[Records drawn from a dataset]

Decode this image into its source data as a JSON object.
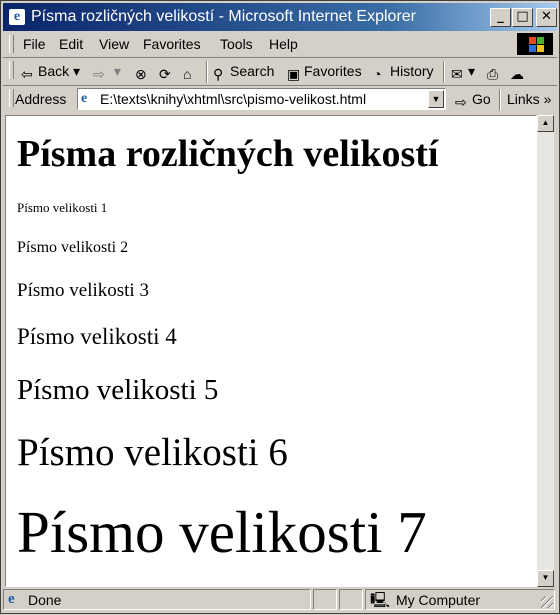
{
  "window": {
    "title": "Písma rozličných velikostí - Microsoft Internet Explorer",
    "minimize": "_",
    "maximize": "□",
    "close": "✕"
  },
  "menu": [
    "File",
    "Edit",
    "View",
    "Favorites",
    "Tools",
    "Help"
  ],
  "toolbar": {
    "back": "Back",
    "forward": "",
    "search": "Search",
    "favorites": "Favorites",
    "history": "History"
  },
  "address": {
    "label": "Address",
    "value": "E:\\texts\\knihy\\xhtml\\src\\pismo-velikost.html",
    "go": "Go",
    "links": "Links"
  },
  "page": {
    "heading": "Písma rozličných velikostí",
    "lines": [
      "Písmo velikosti 1",
      "Písmo velikosti 2",
      "Písmo velikosti 3",
      "Písmo velikosti 4",
      "Písmo velikosti 5",
      "Písmo velikosti 6",
      "Písmo velikosti 7"
    ]
  },
  "status": {
    "text": "Done",
    "zone": "My Computer"
  }
}
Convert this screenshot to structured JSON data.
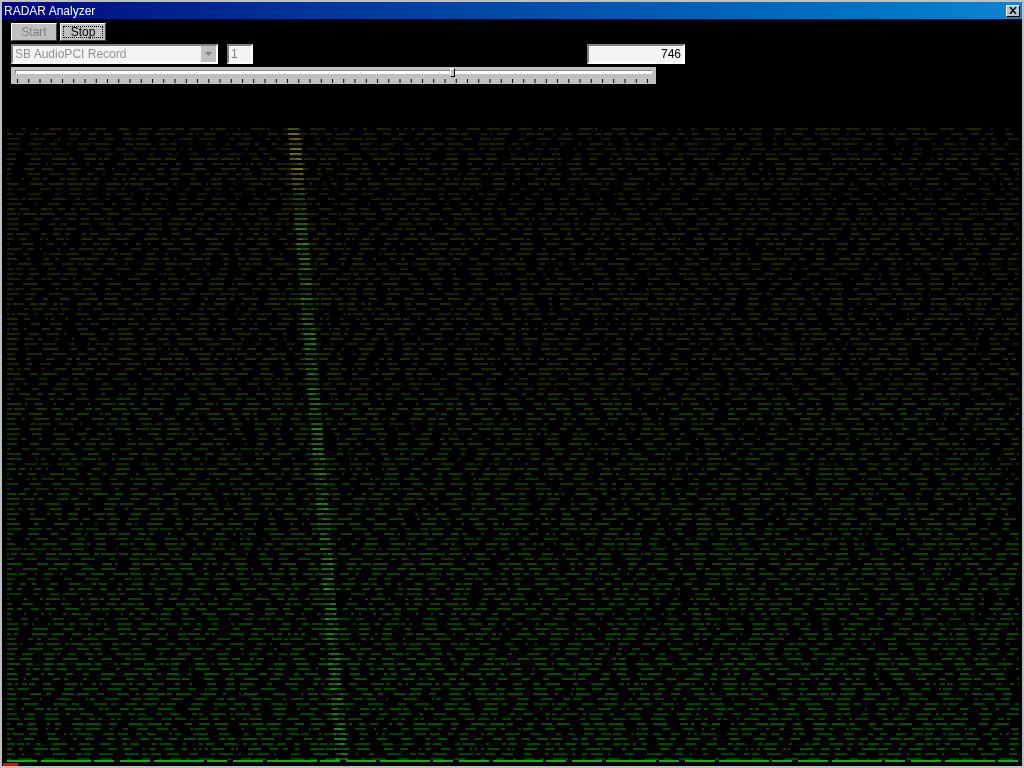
{
  "window": {
    "title": "RADAR Analyzer"
  },
  "buttons": [
    {
      "label": "Start",
      "disabled": true,
      "focused": false
    },
    {
      "label": "Stop",
      "disabled": false,
      "focused": true
    }
  ],
  "device_dropdown": {
    "value": "SB AudioPCI Record",
    "disabled": true
  },
  "channel_field": {
    "value": "1"
  },
  "readout_field": {
    "value": "746"
  },
  "slider": {
    "level": 0.69
  }
}
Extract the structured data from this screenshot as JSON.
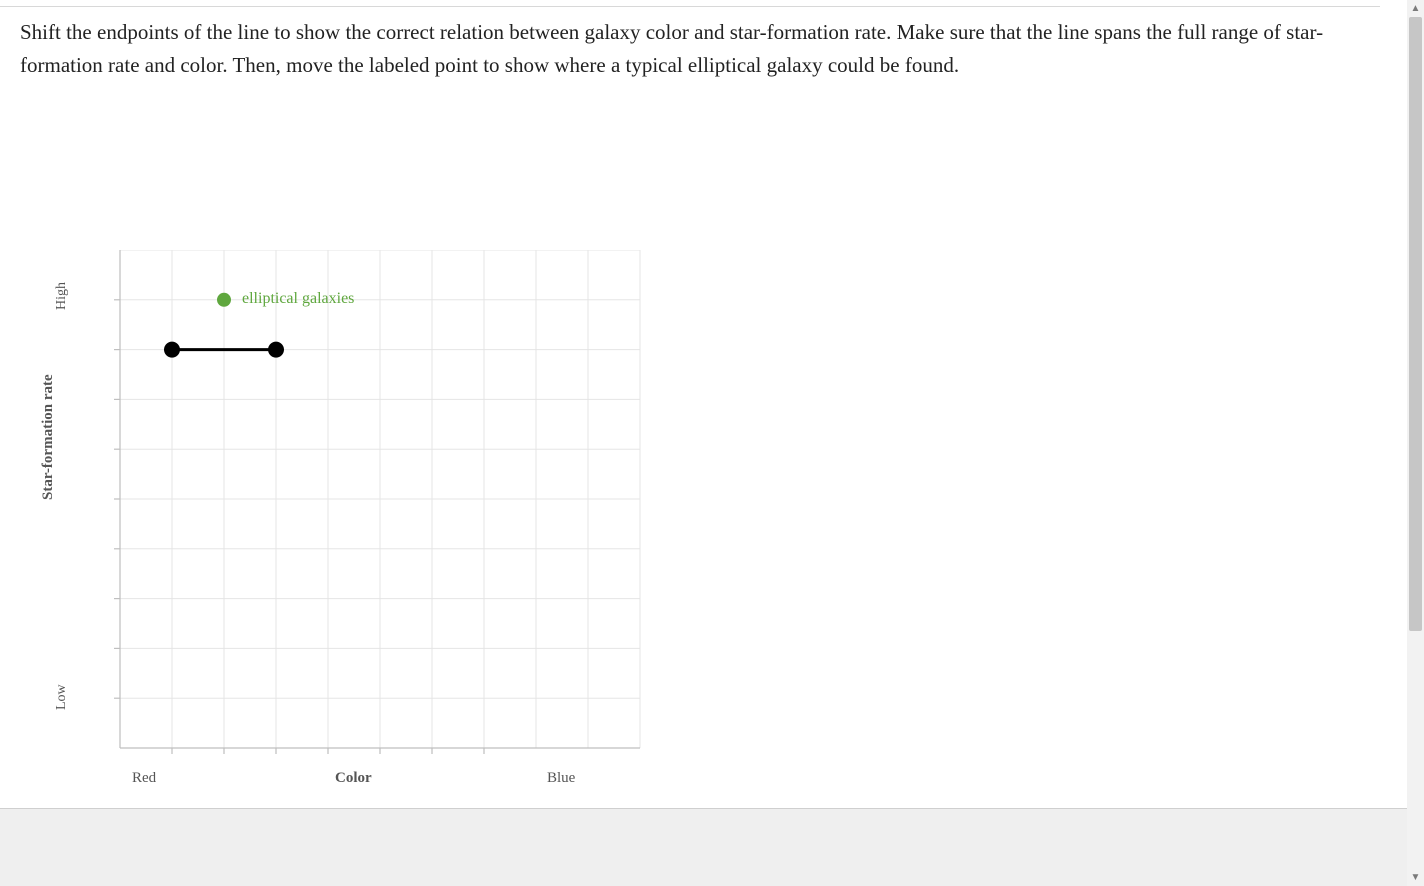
{
  "prompt_text": "Shift the endpoints of the line to show the correct relation between galaxy color and star-formation rate. Make sure that the line spans the full range of star-formation rate and color. Then, move the labeled point to show where a typical elliptical galaxy could be found.",
  "chart_data": {
    "type": "scatter",
    "title": "",
    "xlabel": "Color",
    "ylabel": "Star-formation rate",
    "x_ticks": {
      "left": "Red",
      "right": "Blue"
    },
    "y_ticks": {
      "low": "Low",
      "high": "High"
    },
    "xlim": [
      0,
      10
    ],
    "ylim": [
      0,
      10
    ],
    "grid": true,
    "series": [
      {
        "name": "relation-line",
        "kind": "draggable-line",
        "endpoints": [
          {
            "x": 1,
            "y": 8
          },
          {
            "x": 3,
            "y": 8
          }
        ]
      },
      {
        "name": "elliptical-point",
        "kind": "labeled-point",
        "label": "elliptical galaxies",
        "color": "#5fa73e",
        "point": {
          "x": 2,
          "y": 9
        }
      }
    ]
  }
}
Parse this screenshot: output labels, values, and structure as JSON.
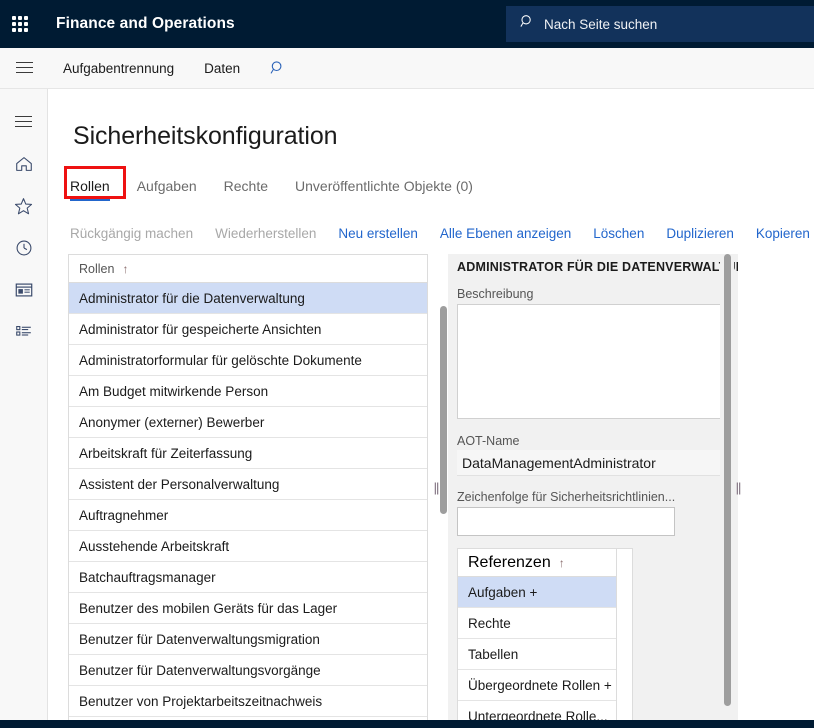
{
  "topbar": {
    "waffle_icon": "app-launcher-icon",
    "app_title": "Finance and Operations",
    "search": {
      "icon": "search-icon",
      "placeholder": "Nach Seite suchen",
      "value": ""
    }
  },
  "actionbar": {
    "hamburger_icon": "hamburger-menu-icon",
    "items": [
      {
        "label": "Aufgabentrennung"
      },
      {
        "label": "Daten"
      }
    ],
    "search_icon": "search-icon"
  },
  "rail": {
    "items": [
      {
        "name": "hamburger-menu-icon",
        "label": "Menü"
      },
      {
        "name": "home-icon",
        "label": "Startseite"
      },
      {
        "name": "star-icon",
        "label": "Favoriten"
      },
      {
        "name": "clock-icon",
        "label": "Zuletzt verwendet"
      },
      {
        "name": "workspace-icon",
        "label": "Arbeitsbereiche"
      },
      {
        "name": "modules-list-icon",
        "label": "Module"
      }
    ]
  },
  "page": {
    "title": "Sicherheitskonfiguration",
    "tabs": [
      {
        "label": "Rollen",
        "active": true,
        "highlighted": true
      },
      {
        "label": "Aufgaben",
        "active": false,
        "highlighted": false
      },
      {
        "label": "Rechte",
        "active": false,
        "highlighted": false
      },
      {
        "label": "Unveröffentlichte Objekte (0)",
        "active": false,
        "highlighted": false
      }
    ],
    "highlight_color": "#ee1111",
    "accent_color": "#2266cc"
  },
  "toolbar": {
    "buttons": [
      {
        "label": "Rückgängig machen",
        "disabled": true
      },
      {
        "label": "Wiederherstellen",
        "disabled": true
      },
      {
        "label": "Neu erstellen",
        "disabled": false
      },
      {
        "label": "Alle Ebenen anzeigen",
        "disabled": false
      },
      {
        "label": "Löschen",
        "disabled": false
      },
      {
        "label": "Duplizieren",
        "disabled": false
      },
      {
        "label": "Kopieren",
        "disabled": false
      }
    ]
  },
  "roles_grid": {
    "header": "Rollen",
    "sort_indicator": "↑",
    "rows": [
      {
        "label": "Administrator für die Datenverwaltung",
        "selected": true
      },
      {
        "label": "Administrator für gespeicherte Ansichten",
        "selected": false
      },
      {
        "label": "Administratorformular für gelöschte Dokumente",
        "selected": false
      },
      {
        "label": "Am Budget mitwirkende Person",
        "selected": false
      },
      {
        "label": "Anonymer (externer) Bewerber",
        "selected": false
      },
      {
        "label": "Arbeitskraft für Zeiterfassung",
        "selected": false
      },
      {
        "label": "Assistent der Personalverwaltung",
        "selected": false
      },
      {
        "label": "Auftragnehmer",
        "selected": false
      },
      {
        "label": "Ausstehende Arbeitskraft",
        "selected": false
      },
      {
        "label": "Batchauftragsmanager",
        "selected": false
      },
      {
        "label": "Benutzer des mobilen Geräts für das Lager",
        "selected": false
      },
      {
        "label": "Benutzer für Datenverwaltungsmigration",
        "selected": false
      },
      {
        "label": "Benutzer für Datenverwaltungsvorgänge",
        "selected": false
      },
      {
        "label": "Benutzer von Projektarbeitszeitnachweis",
        "selected": false
      }
    ]
  },
  "detail_pane": {
    "title": "ADMINISTRATOR FÜR DIE DATENVERWALTUNG",
    "description_label": "Beschreibung",
    "description_value": "",
    "aot_name_label": "AOT-Name",
    "aot_name_value": "DataManagementAdministrator",
    "policy_sequence_label": "Zeichenfolge für Sicherheitsrichtlinien...",
    "policy_sequence_value": "",
    "references_grid": {
      "header": "Referenzen",
      "sort_indicator": "↑",
      "rows": [
        {
          "label": "Aufgaben +",
          "selected": true
        },
        {
          "label": "Rechte",
          "selected": false
        },
        {
          "label": "Tabellen",
          "selected": false
        },
        {
          "label": "Übergeordnete Rollen +",
          "selected": false
        },
        {
          "label": "Untergeordnete Rolle...",
          "selected": false
        }
      ]
    }
  },
  "splitters": [
    {
      "name": "list-detail-splitter",
      "grip": "||"
    },
    {
      "name": "detail-right-splitter",
      "grip": "||"
    }
  ]
}
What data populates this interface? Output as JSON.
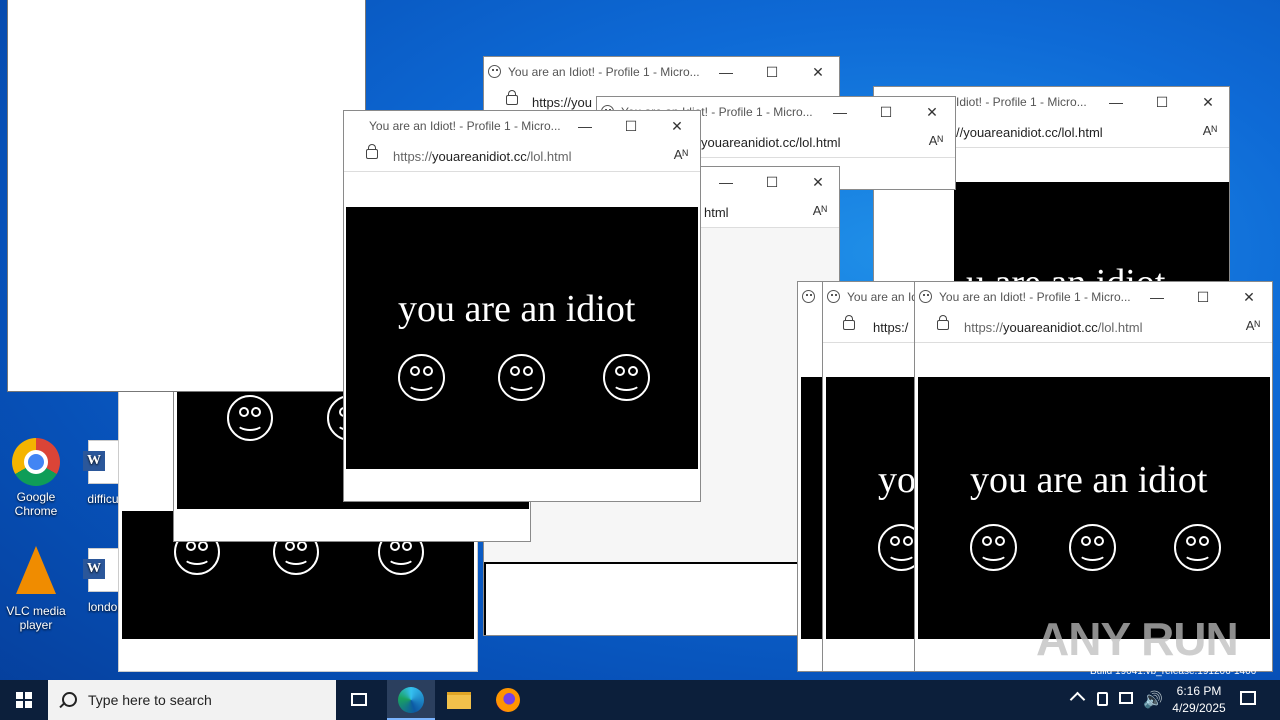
{
  "window_title": "You are an Idiot! - Profile 1 - Micro...",
  "url_host": "youareanidiot.cc",
  "url_scheme": "https://",
  "url_path": "/lol.html",
  "partial": {
    "url_https_you": "https://you",
    "url_mid": "youareanidiot.cc/lol.html",
    "url_right": "//youareanidiot.cc/lol.html",
    "url_tml": "html",
    "url_https_slash": "https:/",
    "title_short": "You are an Id",
    "title_right": "Idiot! - Profile 1 - Micro...",
    "idiot_partial": "yo",
    "idiot_top": "u are an idiot"
  },
  "idiot_text": "you are an idiot",
  "controls": {
    "minimize": "—",
    "maximize": "☐",
    "close": "✕",
    "read_aloud": "Aᴺ"
  },
  "desktop_icons": [
    {
      "label_line1": "Google",
      "label_line2": "Chrome",
      "icon": "chrome-icon"
    },
    {
      "label_line1": "difficult",
      "label_line2": "",
      "icon": "word-doc-icon"
    },
    {
      "label_line1": "VLC media",
      "label_line2": "player",
      "icon": "vlc-icon"
    },
    {
      "label_line1": "london",
      "label_line2": "",
      "icon": "word-doc-icon"
    }
  ],
  "taskbar": {
    "search_placeholder": "Type here to search",
    "time": "6:16 PM",
    "date": "4/29/2025"
  },
  "watermark": "ANY RUN",
  "build_text": "Build 19041.vb_release.191206-1406"
}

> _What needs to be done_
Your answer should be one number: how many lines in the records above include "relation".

> _Task response_
2